(Entries taken from a collection)
________________
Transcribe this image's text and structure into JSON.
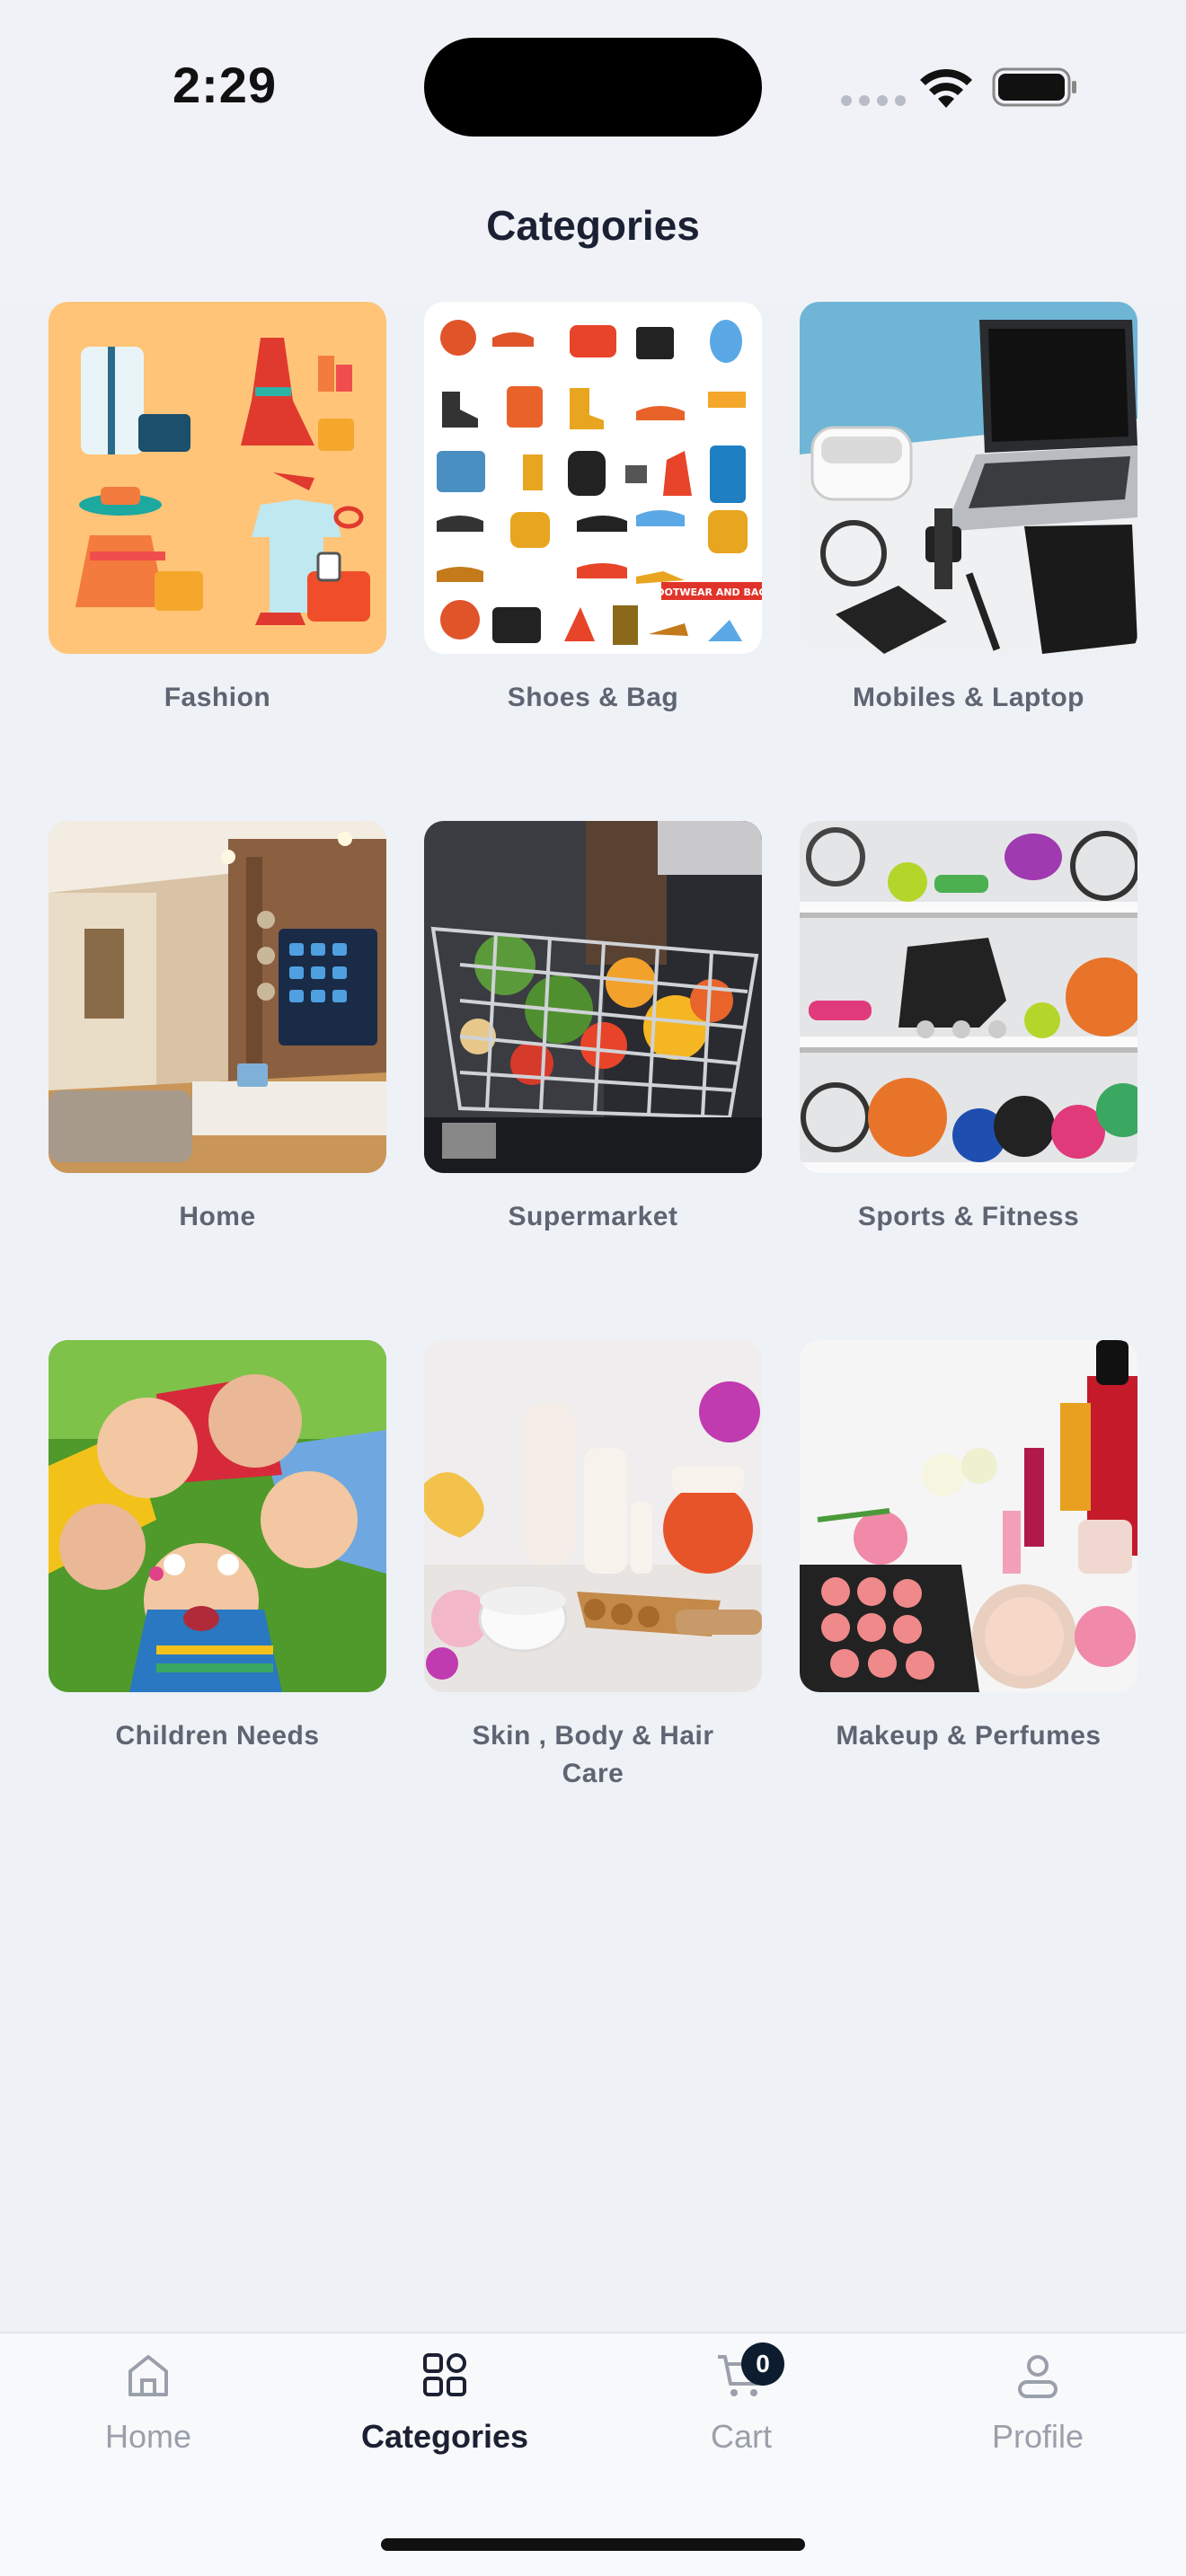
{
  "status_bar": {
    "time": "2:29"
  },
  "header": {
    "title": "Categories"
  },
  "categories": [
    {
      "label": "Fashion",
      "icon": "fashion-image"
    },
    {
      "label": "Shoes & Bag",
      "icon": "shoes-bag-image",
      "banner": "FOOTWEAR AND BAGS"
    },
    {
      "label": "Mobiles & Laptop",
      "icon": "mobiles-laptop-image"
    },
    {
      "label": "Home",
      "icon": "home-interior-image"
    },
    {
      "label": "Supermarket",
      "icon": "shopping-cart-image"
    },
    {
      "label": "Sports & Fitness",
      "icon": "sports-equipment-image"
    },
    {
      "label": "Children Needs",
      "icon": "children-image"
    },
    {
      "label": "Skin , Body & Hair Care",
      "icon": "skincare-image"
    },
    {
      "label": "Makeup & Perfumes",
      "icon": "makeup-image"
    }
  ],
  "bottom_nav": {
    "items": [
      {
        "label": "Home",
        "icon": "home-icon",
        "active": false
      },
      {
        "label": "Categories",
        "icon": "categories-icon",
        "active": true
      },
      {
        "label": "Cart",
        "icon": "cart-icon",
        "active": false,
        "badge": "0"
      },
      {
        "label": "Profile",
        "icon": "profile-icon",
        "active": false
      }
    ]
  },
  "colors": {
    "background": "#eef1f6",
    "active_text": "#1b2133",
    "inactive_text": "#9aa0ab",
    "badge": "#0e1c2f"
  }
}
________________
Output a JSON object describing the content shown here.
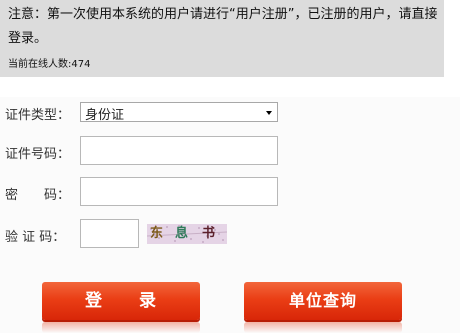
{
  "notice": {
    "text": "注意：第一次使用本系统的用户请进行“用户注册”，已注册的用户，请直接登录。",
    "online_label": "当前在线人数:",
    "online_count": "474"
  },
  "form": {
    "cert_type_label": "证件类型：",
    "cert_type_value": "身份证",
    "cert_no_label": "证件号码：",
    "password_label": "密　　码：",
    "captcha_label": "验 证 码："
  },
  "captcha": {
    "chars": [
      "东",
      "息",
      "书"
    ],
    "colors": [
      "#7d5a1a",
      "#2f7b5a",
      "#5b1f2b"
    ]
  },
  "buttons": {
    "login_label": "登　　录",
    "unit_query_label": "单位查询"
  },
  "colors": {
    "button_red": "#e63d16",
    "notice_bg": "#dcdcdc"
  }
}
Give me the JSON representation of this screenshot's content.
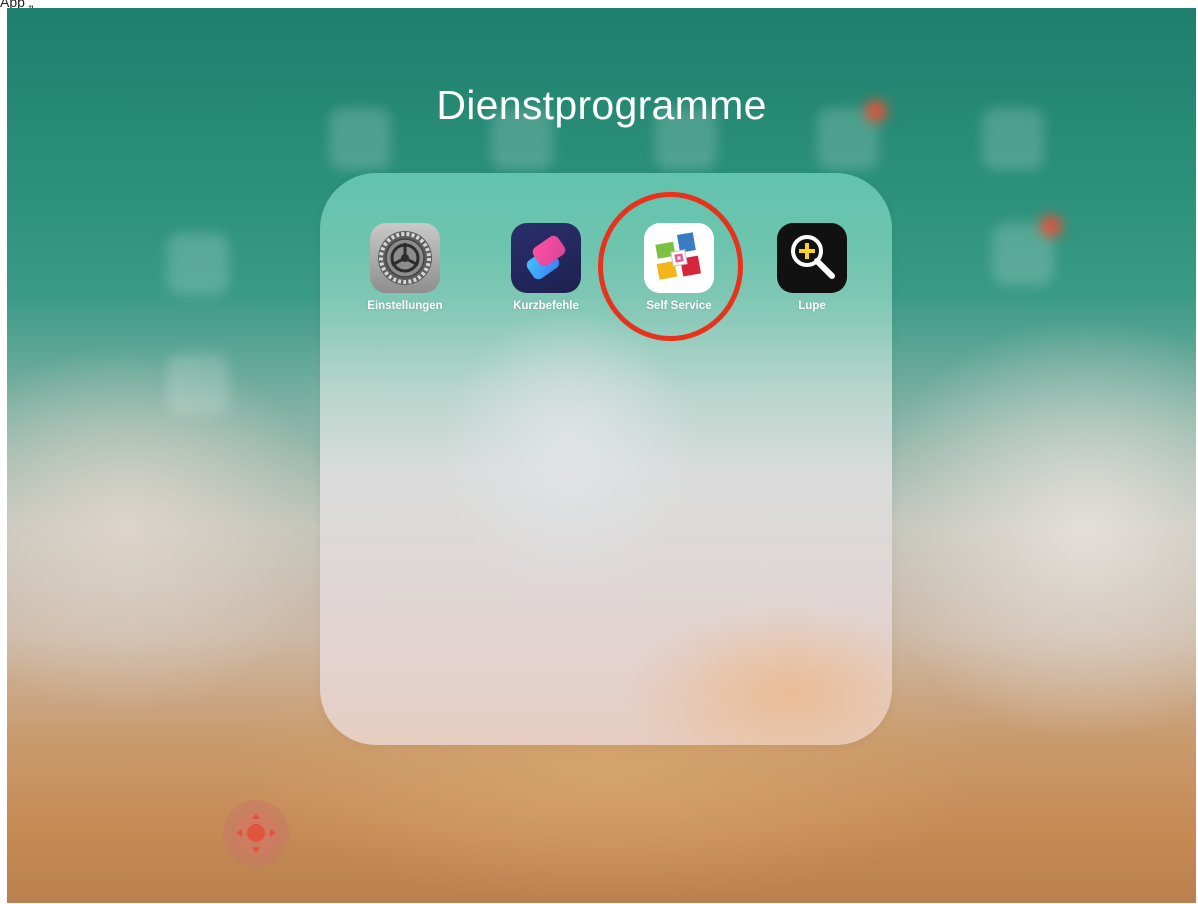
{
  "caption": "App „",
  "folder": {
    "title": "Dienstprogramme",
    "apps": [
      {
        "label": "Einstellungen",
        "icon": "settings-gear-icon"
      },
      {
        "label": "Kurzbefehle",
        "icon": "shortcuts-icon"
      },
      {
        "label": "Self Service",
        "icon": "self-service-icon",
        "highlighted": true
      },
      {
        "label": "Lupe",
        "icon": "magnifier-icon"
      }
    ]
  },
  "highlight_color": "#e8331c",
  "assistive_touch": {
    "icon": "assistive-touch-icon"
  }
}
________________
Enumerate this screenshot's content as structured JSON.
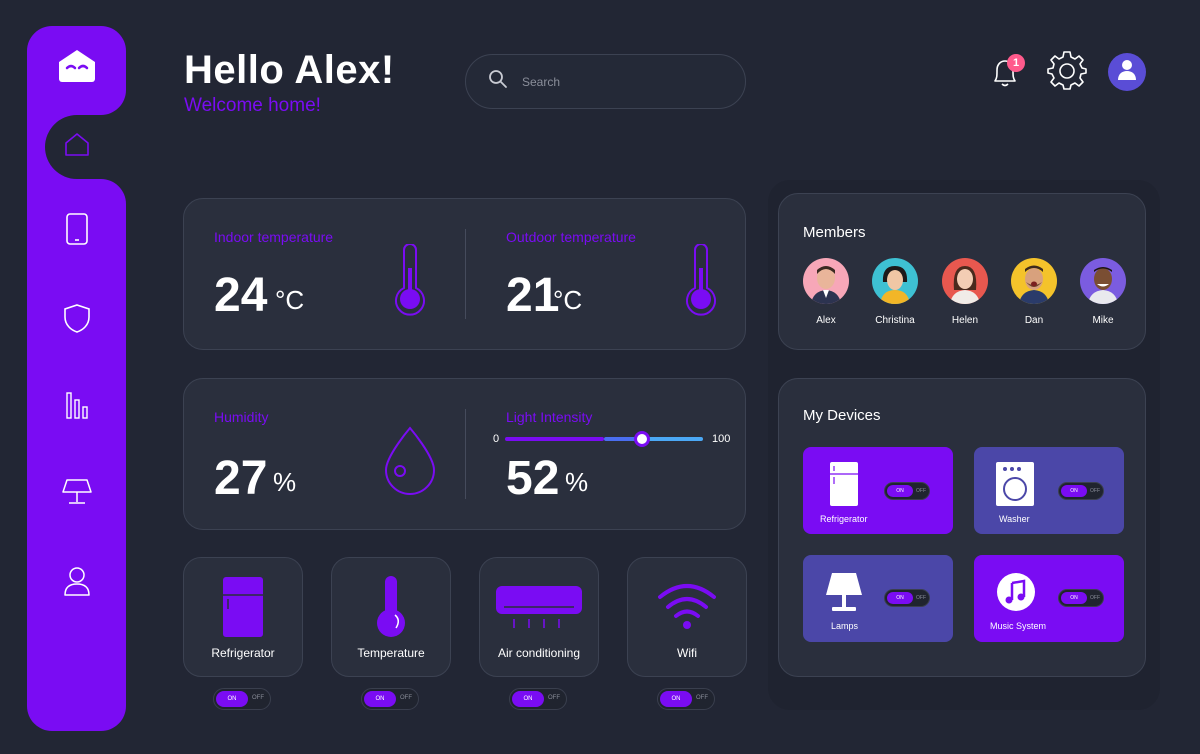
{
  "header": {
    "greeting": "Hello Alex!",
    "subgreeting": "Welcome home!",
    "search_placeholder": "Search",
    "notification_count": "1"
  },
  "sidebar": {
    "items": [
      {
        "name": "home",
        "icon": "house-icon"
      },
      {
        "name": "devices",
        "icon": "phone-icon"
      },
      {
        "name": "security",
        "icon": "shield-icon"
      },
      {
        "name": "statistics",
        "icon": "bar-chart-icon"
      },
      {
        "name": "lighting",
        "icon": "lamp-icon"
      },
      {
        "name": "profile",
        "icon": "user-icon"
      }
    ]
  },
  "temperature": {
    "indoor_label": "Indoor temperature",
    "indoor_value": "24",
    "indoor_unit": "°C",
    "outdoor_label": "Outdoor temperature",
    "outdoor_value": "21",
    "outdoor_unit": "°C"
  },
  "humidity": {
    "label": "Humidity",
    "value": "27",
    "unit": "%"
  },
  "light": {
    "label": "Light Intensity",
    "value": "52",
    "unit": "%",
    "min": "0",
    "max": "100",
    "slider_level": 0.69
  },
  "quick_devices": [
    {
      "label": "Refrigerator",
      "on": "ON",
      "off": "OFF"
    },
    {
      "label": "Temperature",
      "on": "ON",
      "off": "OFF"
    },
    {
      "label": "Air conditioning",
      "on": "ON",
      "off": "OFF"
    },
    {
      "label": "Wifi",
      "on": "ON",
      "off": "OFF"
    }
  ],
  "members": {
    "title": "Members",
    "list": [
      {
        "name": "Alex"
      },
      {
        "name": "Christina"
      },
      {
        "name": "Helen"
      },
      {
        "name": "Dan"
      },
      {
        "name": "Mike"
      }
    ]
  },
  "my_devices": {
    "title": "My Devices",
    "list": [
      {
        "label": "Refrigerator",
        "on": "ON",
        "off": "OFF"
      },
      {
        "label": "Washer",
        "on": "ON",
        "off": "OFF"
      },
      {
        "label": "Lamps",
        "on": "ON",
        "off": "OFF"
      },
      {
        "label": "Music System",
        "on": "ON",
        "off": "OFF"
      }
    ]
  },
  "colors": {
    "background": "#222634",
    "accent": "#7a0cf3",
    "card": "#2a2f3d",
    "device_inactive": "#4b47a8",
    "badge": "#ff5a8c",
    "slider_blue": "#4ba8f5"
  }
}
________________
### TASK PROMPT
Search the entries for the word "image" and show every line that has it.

### ANSWER SPACE
Transcribe this image's text and structure into JSON.
      "icon": "fashion-image"
      "icon": "shoes-bag-image",
      "icon": "mobiles-laptop-image"
      "icon": "home-interior-image"
      "icon": "shopping-cart-image"
      "icon": "sports-equipment-image"
      "icon": "children-image"
      "icon": "skincare-image"
      "icon": "makeup-image"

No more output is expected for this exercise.